Data provided Block Start

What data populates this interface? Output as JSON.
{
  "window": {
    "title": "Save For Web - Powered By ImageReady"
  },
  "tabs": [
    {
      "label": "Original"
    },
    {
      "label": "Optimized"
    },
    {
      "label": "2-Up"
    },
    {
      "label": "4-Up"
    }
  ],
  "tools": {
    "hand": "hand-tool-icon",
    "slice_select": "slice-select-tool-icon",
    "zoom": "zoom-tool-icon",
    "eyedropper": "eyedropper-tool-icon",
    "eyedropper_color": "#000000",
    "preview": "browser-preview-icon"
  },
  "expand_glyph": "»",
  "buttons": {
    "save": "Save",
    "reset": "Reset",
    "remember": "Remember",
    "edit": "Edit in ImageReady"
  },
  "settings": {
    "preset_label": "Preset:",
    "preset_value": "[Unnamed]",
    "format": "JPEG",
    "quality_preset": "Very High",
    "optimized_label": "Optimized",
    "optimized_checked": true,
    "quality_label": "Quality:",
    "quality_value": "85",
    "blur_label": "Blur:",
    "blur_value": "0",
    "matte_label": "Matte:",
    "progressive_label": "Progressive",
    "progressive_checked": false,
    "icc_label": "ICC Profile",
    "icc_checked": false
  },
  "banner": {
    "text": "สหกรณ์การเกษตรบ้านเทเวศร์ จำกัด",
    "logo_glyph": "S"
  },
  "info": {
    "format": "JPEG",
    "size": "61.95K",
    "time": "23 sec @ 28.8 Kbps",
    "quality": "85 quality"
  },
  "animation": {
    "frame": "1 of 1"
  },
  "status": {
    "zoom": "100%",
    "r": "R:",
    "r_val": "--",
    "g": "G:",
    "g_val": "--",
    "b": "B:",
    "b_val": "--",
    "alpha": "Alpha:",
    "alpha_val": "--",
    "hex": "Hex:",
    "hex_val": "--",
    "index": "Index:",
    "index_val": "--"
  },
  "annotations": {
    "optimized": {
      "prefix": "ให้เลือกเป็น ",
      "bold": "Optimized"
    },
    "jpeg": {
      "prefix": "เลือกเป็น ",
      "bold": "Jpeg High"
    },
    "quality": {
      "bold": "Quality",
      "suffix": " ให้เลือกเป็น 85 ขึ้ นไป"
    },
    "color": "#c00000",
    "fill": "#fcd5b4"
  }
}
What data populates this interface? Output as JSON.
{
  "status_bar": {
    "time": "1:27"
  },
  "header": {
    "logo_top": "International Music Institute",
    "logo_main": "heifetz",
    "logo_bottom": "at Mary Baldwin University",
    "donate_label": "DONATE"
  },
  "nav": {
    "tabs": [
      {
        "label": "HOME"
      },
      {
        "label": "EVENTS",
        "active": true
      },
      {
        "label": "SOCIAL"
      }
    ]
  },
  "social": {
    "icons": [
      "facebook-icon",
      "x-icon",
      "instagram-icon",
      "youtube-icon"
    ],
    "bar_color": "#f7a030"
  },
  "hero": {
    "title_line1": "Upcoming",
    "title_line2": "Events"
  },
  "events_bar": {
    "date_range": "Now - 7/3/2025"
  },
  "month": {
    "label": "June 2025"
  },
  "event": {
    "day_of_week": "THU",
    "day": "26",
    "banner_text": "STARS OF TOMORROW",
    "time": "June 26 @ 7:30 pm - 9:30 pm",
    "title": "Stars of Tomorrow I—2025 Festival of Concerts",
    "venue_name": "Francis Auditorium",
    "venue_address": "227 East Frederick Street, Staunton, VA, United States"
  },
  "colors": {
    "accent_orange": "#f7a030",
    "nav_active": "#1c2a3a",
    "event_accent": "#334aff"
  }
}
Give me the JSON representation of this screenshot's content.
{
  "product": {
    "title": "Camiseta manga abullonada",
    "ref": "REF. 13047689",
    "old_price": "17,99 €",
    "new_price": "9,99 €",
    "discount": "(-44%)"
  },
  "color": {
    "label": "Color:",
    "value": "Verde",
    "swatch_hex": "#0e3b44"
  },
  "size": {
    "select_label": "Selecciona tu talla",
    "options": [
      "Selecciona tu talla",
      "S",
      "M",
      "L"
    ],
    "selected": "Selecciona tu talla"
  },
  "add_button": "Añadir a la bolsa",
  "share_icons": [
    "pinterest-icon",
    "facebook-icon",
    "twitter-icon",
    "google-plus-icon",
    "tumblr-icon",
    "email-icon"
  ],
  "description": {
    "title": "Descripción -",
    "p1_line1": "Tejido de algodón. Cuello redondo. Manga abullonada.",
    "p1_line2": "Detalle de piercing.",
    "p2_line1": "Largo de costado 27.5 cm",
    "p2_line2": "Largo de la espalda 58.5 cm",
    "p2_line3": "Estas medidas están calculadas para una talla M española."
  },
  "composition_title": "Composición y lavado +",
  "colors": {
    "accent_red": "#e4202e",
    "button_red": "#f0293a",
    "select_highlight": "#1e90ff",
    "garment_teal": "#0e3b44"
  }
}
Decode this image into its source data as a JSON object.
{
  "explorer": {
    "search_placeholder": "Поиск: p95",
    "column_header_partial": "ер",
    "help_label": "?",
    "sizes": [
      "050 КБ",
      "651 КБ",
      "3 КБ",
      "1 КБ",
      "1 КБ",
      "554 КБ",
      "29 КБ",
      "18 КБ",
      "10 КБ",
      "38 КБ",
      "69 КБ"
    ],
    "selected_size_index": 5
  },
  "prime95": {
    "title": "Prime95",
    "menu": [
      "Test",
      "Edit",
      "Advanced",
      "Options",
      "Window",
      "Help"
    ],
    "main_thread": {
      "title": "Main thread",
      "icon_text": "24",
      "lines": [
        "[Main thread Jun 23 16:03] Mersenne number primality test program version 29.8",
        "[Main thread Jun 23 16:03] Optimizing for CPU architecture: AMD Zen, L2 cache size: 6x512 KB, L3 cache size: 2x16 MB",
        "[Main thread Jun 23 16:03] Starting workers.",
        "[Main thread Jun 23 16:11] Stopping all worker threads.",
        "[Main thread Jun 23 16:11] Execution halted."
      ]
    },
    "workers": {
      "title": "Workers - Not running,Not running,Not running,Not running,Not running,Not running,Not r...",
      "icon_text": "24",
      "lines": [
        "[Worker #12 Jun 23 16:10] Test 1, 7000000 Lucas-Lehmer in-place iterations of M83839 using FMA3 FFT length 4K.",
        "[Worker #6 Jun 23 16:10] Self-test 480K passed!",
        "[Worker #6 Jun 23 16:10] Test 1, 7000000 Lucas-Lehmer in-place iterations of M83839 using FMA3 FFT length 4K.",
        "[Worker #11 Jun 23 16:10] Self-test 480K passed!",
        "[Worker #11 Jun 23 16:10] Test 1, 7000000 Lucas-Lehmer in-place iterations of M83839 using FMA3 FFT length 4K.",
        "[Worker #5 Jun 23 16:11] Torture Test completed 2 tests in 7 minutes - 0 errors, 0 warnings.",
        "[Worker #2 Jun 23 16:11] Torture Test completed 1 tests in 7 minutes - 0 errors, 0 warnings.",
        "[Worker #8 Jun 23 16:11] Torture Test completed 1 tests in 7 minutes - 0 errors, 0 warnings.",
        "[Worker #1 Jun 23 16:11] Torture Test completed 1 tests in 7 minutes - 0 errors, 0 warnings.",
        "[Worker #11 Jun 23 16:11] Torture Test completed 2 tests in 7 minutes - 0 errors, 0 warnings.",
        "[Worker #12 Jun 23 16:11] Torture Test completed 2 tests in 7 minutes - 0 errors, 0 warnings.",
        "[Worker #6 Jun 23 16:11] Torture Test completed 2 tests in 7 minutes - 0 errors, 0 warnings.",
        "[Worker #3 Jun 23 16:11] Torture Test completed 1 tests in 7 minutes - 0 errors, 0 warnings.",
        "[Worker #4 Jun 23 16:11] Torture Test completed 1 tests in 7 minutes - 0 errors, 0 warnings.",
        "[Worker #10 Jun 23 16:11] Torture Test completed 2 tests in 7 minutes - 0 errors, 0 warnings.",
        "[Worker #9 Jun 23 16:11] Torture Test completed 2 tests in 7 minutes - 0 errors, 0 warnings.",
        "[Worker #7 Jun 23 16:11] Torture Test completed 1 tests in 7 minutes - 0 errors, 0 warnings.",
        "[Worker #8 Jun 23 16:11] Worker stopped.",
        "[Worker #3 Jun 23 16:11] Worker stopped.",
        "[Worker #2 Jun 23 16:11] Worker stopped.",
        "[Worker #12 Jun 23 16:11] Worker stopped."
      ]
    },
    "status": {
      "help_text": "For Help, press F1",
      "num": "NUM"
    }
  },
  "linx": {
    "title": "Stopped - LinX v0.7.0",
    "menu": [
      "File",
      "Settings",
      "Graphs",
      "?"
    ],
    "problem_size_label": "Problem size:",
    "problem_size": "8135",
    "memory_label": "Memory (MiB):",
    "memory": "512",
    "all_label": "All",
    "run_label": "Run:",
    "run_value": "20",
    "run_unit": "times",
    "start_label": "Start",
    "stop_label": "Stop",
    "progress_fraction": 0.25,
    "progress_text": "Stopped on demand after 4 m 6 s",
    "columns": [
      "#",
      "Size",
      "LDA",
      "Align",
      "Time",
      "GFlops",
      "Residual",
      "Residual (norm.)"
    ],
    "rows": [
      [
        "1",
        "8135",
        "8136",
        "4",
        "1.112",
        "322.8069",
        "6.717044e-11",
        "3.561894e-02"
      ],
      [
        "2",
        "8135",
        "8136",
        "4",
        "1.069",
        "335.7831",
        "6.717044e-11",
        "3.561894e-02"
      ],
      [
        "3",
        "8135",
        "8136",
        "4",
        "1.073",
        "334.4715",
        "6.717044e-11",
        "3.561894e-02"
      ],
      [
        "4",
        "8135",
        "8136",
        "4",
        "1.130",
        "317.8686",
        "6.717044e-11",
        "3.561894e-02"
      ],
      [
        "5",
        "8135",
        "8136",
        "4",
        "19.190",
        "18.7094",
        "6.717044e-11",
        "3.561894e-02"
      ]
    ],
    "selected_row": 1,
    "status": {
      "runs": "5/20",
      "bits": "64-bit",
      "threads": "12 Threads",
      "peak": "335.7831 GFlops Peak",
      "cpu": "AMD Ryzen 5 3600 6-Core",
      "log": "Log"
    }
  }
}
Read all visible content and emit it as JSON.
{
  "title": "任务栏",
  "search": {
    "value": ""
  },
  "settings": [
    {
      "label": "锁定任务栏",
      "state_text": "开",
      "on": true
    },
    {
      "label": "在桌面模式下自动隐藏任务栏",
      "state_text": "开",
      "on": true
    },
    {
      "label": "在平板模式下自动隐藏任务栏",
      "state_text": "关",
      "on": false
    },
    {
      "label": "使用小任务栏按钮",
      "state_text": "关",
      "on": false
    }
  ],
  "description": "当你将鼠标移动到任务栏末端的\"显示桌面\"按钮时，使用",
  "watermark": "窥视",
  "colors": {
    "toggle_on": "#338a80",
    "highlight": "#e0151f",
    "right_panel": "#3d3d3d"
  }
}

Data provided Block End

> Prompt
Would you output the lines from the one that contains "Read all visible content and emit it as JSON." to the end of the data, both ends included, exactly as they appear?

> Exercise response
Read all visible content and emit it as JSON.
{
  "title": "任务栏",
  "search": {
    "value": ""
  },
  "settings": [
    {
      "label": "锁定任务栏",
      "state_text": "开",
      "on": true
    },
    {
      "label": "在桌面模式下自动隐藏任务栏",
      "state_text": "开",
      "on": true
    },
    {
      "label": "在平板模式下自动隐藏任务栏",
      "state_text": "关",
      "on": false
    },
    {
      "label": "使用小任务栏按钮",
      "state_text": "关",
      "on": false
    }
  ],
  "description": "当你将鼠标移动到任务栏末端的\"显示桌面\"按钮时，使用",
  "watermark": "窥视",
  "colors": {
    "toggle_on": "#338a80",
    "highlight": "#e0151f",
    "right_panel": "#3d3d3d"
  }
}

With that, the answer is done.